Interface dataset entries:
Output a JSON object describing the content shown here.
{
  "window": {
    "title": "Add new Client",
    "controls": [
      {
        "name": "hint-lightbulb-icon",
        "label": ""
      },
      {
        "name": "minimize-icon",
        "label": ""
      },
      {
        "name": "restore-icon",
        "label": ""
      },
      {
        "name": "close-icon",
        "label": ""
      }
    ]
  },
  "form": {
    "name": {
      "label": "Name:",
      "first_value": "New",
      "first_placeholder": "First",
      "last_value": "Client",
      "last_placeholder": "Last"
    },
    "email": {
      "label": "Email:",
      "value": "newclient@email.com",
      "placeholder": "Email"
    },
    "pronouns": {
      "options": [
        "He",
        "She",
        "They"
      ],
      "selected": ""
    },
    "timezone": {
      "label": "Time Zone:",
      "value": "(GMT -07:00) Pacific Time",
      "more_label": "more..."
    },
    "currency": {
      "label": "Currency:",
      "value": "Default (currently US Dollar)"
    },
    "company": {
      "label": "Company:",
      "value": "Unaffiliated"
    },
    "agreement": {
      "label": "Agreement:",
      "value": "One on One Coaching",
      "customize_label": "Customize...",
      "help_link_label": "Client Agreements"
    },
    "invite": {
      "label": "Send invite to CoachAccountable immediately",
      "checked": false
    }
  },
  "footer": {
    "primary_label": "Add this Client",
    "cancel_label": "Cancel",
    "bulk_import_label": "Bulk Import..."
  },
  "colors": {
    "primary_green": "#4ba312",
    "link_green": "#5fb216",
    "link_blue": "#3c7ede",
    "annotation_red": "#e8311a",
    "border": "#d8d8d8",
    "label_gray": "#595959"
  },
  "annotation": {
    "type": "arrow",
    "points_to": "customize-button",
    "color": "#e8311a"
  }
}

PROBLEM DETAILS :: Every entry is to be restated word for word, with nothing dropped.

TASK SOLUTION ::
Output a JSON object describing the content shown here.
{
  "window": {
    "title": "Add new Client",
    "controls": [
      {
        "name": "hint-lightbulb-icon",
        "label": ""
      },
      {
        "name": "minimize-icon",
        "label": ""
      },
      {
        "name": "restore-icon",
        "label": ""
      },
      {
        "name": "close-icon",
        "label": ""
      }
    ]
  },
  "form": {
    "name": {
      "label": "Name:",
      "first_value": "New",
      "first_placeholder": "First",
      "last_value": "Client",
      "last_placeholder": "Last"
    },
    "email": {
      "label": "Email:",
      "value": "newclient@email.com",
      "placeholder": "Email"
    },
    "pronouns": {
      "options": [
        "He",
        "She",
        "They"
      ],
      "selected": ""
    },
    "timezone": {
      "label": "Time Zone:",
      "value": "(GMT -07:00) Pacific Time",
      "more_label": "more..."
    },
    "currency": {
      "label": "Currency:",
      "value": "Default (currently US Dollar)"
    },
    "company": {
      "label": "Company:",
      "value": "Unaffiliated"
    },
    "agreement": {
      "label": "Agreement:",
      "value": "One on One Coaching",
      "customize_label": "Customize...",
      "help_link_label": "Client Agreements"
    },
    "invite": {
      "label": "Send invite to CoachAccountable immediately",
      "checked": false
    }
  },
  "footer": {
    "primary_label": "Add this Client",
    "cancel_label": "Cancel",
    "bulk_import_label": "Bulk Import..."
  },
  "colors": {
    "primary_green": "#4ba312",
    "link_green": "#5fb216",
    "link_blue": "#3c7ede",
    "annotation_red": "#e8311a",
    "border": "#d8d8d8",
    "label_gray": "#595959"
  },
  "annotation": {
    "type": "arrow",
    "points_to": "customize-button",
    "color": "#e8311a"
  }
}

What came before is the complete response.